» What is being asked: The records below are to be reproduced exactly, and no picture should appear in the copy.

━━ Data ━━

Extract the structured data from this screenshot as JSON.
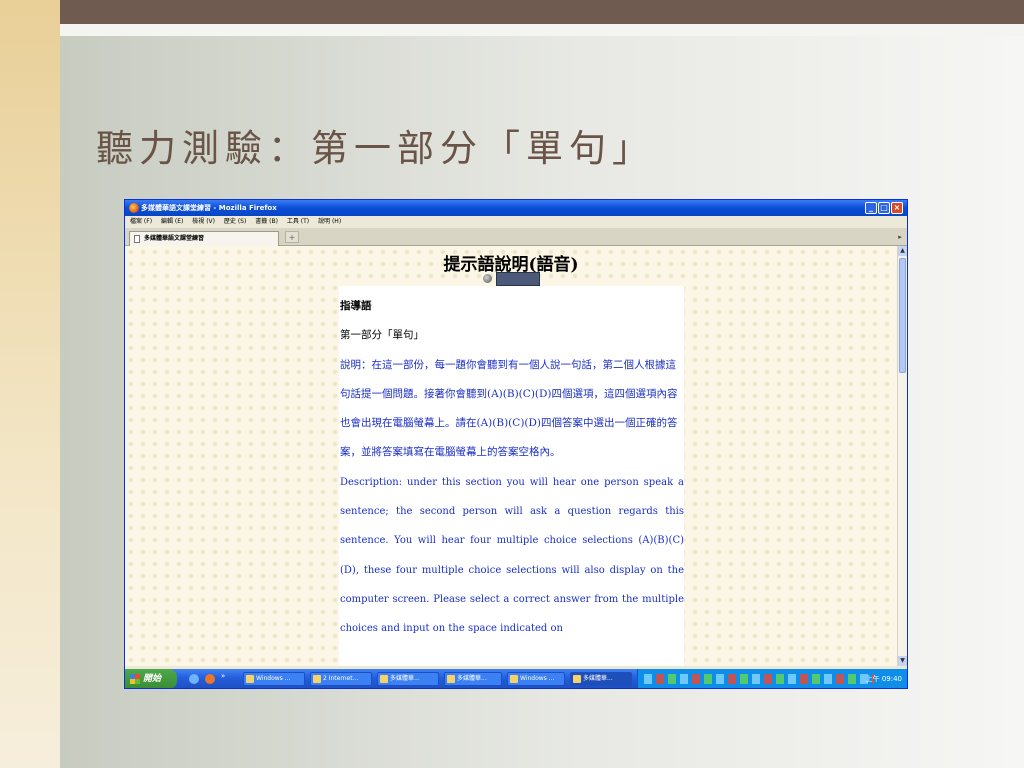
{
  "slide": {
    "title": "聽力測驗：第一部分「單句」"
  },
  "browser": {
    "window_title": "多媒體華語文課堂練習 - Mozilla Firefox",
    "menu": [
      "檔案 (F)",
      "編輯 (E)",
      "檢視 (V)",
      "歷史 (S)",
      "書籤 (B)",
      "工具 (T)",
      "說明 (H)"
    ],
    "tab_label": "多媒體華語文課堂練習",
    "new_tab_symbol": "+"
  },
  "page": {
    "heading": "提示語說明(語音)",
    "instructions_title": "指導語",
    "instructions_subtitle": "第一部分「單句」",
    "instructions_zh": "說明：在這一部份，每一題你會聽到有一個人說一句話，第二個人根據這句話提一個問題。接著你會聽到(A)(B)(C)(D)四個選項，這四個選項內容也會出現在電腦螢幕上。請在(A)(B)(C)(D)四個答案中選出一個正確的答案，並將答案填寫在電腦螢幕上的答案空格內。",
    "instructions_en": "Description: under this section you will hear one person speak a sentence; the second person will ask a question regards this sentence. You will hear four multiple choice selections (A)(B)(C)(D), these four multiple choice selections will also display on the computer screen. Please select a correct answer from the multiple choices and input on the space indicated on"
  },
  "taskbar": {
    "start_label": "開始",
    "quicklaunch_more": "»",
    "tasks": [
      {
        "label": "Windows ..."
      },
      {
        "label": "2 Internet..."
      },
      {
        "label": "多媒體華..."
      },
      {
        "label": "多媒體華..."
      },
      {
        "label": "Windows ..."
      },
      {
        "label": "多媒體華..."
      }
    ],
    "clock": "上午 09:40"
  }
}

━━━

» Reply to the exercise:
Extract the structured data from this screenshot as JSON.
{
  "slide": {
    "title": "聽力測驗：第一部分「單句」"
  },
  "browser": {
    "window_title": "多媒體華語文課堂練習 - Mozilla Firefox",
    "menu": [
      "檔案 (F)",
      "編輯 (E)",
      "檢視 (V)",
      "歷史 (S)",
      "書籤 (B)",
      "工具 (T)",
      "說明 (H)"
    ],
    "tab_label": "多媒體華語文課堂練習",
    "new_tab_symbol": "+"
  },
  "page": {
    "heading": "提示語說明(語音)",
    "instructions_title": "指導語",
    "instructions_subtitle": "第一部分「單句」",
    "instructions_zh": "說明：在這一部份，每一題你會聽到有一個人說一句話，第二個人根據這句話提一個問題。接著你會聽到(A)(B)(C)(D)四個選項，這四個選項內容也會出現在電腦螢幕上。請在(A)(B)(C)(D)四個答案中選出一個正確的答案，並將答案填寫在電腦螢幕上的答案空格內。",
    "instructions_en": "Description: under this section you will hear one person speak a sentence; the second person will ask a question regards this sentence. You will hear four multiple choice selections (A)(B)(C)(D), these four multiple choice selections will also display on the computer screen. Please select a correct answer from the multiple choices and input on the space indicated on"
  },
  "taskbar": {
    "start_label": "開始",
    "quicklaunch_more": "»",
    "tasks": [
      {
        "label": "Windows ..."
      },
      {
        "label": "2 Internet..."
      },
      {
        "label": "多媒體華..."
      },
      {
        "label": "多媒體華..."
      },
      {
        "label": "Windows ..."
      },
      {
        "label": "多媒體華..."
      }
    ],
    "clock": "上午 09:40"
  }
}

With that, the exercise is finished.